> **PROMPT**: Beneath this task are records; count the lines among them that contain the word "username" and answer with the number only.

ENTRIES SUPPLIED: Begin

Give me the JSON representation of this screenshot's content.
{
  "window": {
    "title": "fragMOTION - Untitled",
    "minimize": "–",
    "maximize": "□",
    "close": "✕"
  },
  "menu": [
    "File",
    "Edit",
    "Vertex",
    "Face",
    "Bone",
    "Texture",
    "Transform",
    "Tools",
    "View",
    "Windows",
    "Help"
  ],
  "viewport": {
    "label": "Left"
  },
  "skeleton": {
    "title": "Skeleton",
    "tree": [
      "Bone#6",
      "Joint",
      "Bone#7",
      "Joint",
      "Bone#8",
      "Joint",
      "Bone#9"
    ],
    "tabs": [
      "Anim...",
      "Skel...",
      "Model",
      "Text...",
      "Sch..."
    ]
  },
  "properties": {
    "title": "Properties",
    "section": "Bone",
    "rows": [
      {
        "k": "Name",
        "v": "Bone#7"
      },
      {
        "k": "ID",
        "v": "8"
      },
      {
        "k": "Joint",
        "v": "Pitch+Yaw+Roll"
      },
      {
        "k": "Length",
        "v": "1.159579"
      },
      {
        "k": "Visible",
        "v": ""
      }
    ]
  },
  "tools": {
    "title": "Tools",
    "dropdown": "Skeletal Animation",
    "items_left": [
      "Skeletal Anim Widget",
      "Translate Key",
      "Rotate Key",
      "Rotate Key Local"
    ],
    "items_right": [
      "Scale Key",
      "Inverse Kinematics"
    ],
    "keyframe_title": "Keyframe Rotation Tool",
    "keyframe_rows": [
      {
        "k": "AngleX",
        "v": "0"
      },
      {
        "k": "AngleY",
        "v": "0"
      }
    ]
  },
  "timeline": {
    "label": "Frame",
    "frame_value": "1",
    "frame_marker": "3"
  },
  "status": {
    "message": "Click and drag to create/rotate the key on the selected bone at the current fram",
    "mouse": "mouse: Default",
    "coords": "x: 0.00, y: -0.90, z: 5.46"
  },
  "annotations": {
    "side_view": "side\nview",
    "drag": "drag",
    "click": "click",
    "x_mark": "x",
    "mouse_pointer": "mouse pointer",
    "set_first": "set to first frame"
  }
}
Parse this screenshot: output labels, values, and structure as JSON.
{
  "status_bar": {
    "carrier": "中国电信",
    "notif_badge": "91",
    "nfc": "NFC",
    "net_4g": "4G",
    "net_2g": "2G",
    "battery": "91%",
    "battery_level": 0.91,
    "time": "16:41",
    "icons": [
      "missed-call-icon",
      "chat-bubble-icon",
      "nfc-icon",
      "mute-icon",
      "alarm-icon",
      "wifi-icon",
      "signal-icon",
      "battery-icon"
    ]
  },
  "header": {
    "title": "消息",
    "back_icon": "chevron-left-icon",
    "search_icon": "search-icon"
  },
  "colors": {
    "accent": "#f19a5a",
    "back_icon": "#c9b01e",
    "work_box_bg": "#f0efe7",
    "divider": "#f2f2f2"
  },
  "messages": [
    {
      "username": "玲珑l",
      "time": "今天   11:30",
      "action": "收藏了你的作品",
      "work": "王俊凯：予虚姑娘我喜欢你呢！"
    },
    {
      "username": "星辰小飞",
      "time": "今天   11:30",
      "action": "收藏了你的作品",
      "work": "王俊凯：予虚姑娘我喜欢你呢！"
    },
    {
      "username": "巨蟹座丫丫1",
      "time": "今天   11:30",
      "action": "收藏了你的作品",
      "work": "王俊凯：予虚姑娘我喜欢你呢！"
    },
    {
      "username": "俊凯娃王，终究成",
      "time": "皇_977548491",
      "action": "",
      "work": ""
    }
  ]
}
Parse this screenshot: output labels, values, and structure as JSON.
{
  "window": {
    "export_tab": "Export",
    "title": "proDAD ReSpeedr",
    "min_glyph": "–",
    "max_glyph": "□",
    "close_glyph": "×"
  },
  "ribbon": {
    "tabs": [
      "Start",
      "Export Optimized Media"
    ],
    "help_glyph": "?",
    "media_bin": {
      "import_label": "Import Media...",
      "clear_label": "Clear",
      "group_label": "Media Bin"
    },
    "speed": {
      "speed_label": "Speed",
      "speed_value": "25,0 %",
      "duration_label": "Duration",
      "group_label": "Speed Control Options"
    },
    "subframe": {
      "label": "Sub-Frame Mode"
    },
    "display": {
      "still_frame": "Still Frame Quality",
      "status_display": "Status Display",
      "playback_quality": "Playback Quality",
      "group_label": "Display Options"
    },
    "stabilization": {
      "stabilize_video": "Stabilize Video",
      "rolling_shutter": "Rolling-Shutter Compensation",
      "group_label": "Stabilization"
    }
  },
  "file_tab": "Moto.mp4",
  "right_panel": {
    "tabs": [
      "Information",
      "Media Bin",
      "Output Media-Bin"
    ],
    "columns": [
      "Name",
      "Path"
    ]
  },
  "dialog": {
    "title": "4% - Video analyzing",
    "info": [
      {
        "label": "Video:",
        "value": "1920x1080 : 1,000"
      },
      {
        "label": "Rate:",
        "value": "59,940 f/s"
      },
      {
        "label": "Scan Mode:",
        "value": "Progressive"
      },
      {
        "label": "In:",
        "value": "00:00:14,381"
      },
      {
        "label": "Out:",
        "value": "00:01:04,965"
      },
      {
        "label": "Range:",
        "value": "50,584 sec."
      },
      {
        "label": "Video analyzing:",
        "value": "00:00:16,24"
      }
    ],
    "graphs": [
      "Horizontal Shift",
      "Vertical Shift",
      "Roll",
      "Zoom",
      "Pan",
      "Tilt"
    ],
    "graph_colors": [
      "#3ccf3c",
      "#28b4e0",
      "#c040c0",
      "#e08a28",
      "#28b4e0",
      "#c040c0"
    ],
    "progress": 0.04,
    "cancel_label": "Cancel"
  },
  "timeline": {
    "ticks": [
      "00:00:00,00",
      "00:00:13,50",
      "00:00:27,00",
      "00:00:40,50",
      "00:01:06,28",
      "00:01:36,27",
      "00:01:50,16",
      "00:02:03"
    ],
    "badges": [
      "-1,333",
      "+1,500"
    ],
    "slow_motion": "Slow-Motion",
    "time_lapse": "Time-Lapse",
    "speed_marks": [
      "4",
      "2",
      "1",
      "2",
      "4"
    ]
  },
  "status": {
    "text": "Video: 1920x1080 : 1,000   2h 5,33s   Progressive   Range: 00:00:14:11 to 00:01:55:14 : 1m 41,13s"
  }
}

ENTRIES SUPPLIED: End

> **FINAL ANSWER**: 4